◆ **Exercise aim**
Every line of the listing that contains the word "money" is to be copied out.

◆ **Records provided**
******

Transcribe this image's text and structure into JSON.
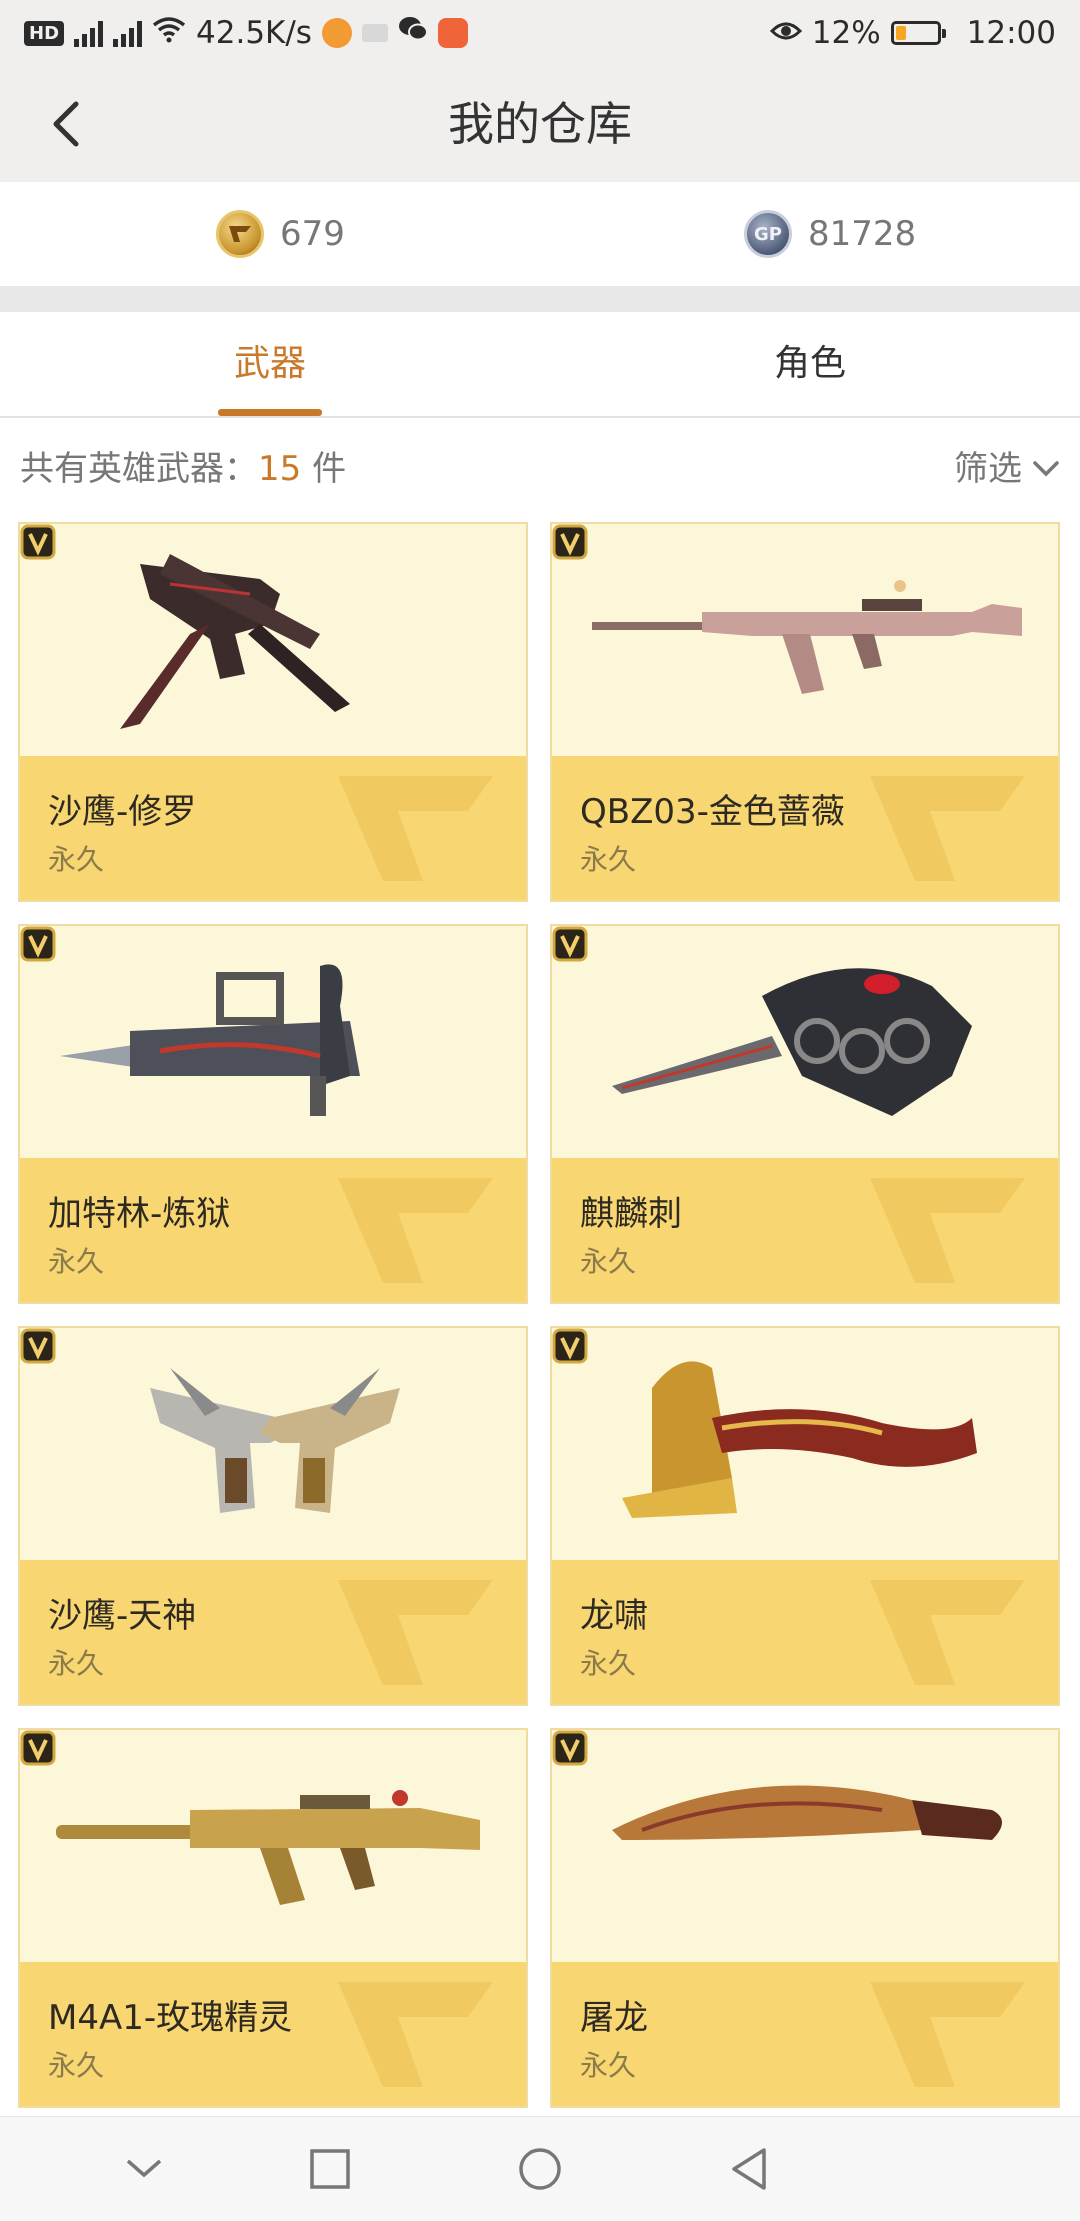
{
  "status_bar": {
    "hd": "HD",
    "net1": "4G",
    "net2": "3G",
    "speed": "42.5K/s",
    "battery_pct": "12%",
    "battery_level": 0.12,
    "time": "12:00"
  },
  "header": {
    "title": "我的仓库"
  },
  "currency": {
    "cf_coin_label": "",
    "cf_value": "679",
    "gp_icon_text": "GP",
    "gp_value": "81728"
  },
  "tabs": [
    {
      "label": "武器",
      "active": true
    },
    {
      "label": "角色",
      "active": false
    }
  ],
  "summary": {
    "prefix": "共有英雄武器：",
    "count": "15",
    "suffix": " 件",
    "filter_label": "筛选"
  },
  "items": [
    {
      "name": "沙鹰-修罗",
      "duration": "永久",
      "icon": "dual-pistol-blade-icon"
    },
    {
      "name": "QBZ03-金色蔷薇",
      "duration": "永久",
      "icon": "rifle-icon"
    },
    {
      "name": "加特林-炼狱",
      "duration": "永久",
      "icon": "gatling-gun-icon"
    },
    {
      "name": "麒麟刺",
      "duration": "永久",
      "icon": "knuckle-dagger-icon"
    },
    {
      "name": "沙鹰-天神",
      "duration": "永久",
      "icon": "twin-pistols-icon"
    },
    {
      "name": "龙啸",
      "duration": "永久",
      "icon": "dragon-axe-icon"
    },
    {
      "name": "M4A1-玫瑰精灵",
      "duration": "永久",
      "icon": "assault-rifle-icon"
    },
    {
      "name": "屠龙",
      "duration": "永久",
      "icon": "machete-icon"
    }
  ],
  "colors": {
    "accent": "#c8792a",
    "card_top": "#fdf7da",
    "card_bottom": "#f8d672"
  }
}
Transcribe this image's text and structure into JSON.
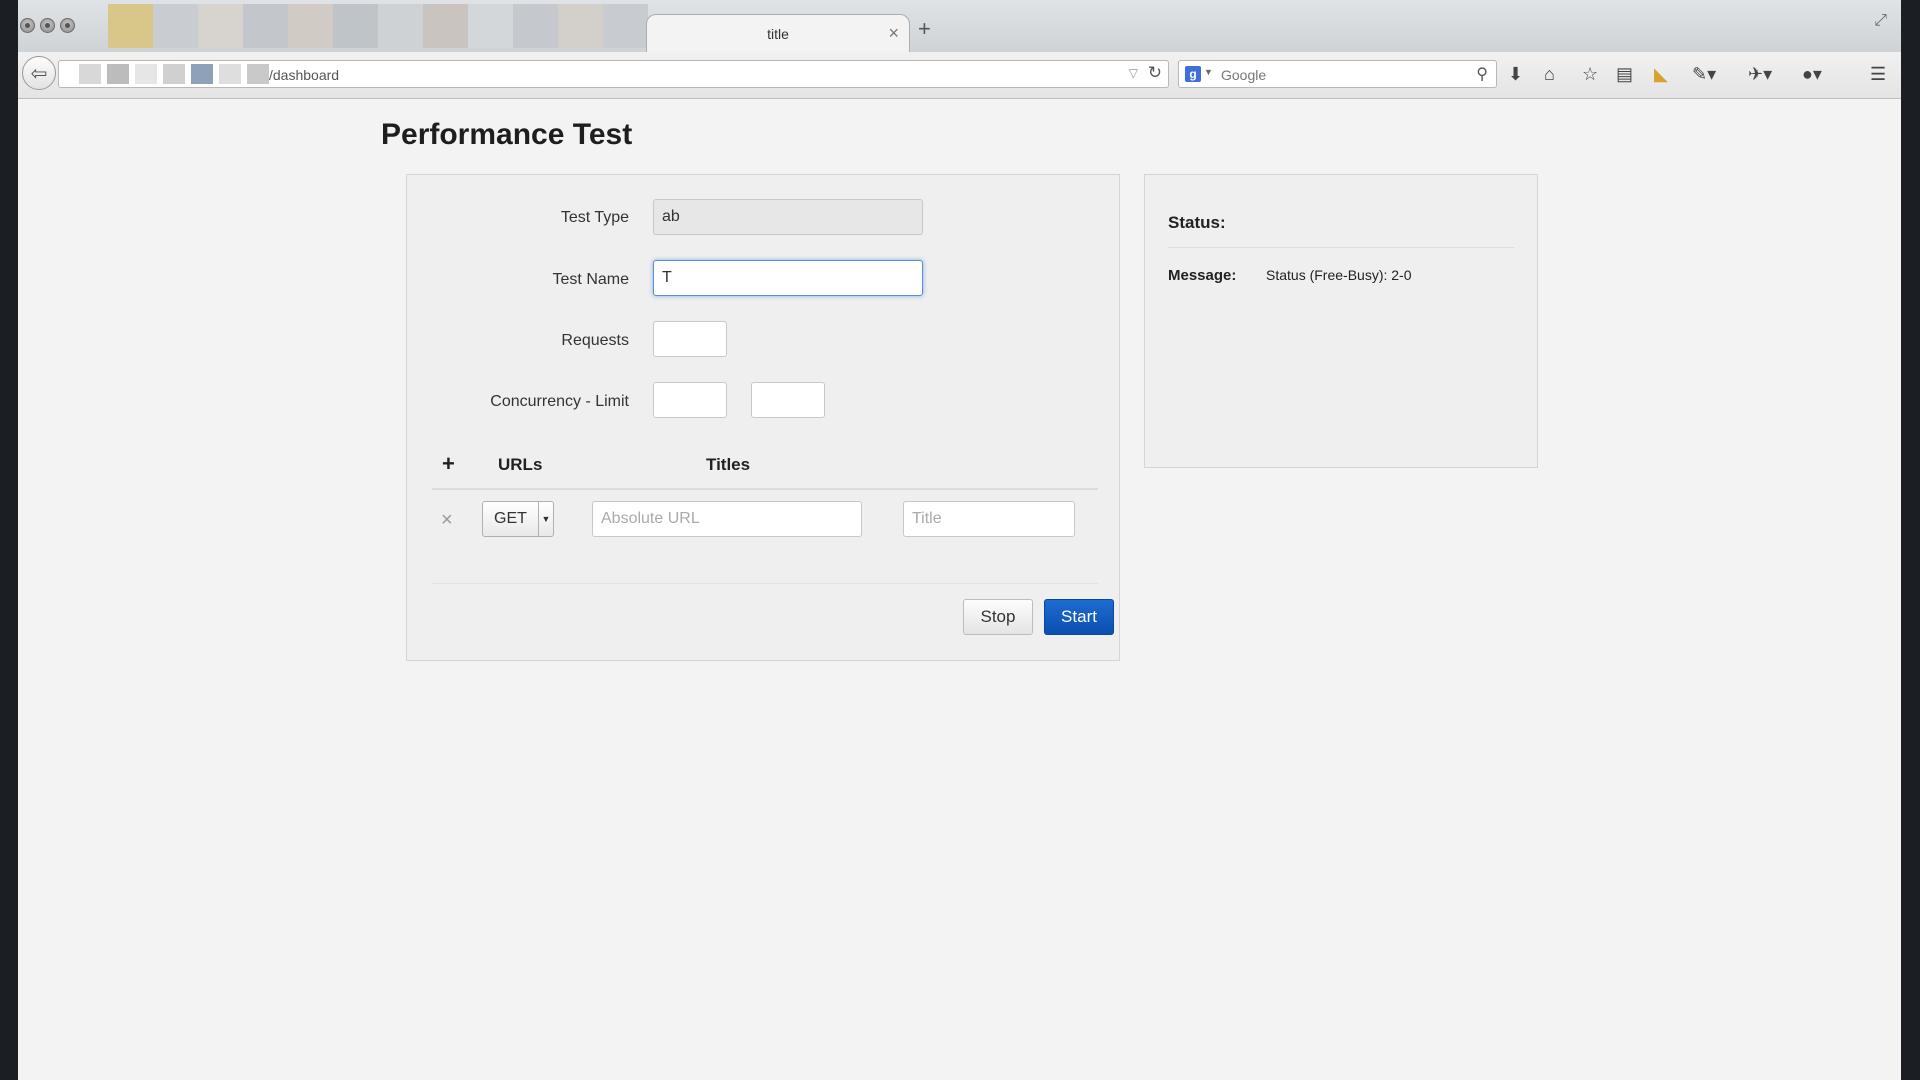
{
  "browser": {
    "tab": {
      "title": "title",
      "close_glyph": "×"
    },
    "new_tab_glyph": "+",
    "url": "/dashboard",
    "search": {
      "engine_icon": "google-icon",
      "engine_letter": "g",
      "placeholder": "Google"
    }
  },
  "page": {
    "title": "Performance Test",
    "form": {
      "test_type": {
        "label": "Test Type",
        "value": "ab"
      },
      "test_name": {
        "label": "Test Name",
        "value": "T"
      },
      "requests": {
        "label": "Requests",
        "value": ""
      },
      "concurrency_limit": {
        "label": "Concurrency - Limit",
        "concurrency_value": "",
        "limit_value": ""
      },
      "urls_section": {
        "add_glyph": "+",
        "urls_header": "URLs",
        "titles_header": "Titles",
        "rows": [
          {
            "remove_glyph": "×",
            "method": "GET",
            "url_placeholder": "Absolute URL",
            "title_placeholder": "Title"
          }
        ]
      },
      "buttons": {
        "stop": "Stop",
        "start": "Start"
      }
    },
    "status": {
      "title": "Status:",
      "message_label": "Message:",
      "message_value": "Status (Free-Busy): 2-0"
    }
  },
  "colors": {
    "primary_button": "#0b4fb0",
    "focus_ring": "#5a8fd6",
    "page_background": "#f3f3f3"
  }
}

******

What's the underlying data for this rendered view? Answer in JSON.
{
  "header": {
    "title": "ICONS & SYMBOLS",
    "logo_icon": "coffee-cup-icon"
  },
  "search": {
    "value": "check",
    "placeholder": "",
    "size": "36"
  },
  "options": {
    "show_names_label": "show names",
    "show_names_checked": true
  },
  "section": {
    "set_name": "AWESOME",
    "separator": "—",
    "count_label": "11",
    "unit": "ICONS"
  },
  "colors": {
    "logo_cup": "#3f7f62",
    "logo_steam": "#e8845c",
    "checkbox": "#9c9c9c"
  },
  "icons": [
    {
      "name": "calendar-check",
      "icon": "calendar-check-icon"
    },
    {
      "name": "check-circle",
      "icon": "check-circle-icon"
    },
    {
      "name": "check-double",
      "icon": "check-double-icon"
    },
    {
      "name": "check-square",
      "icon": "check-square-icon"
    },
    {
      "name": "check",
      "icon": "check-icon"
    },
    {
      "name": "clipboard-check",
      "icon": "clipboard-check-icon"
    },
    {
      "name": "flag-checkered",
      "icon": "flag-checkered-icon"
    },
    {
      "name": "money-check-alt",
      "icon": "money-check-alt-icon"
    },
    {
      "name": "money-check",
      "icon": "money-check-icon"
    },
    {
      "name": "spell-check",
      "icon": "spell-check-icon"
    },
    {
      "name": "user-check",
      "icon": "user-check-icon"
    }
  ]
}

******

◆ **Solution to this exercise**
      "name": "money-check-alt",
      "icon": "money-check-alt-icon"
      "name": "money-check",
      "icon": "money-check-icon"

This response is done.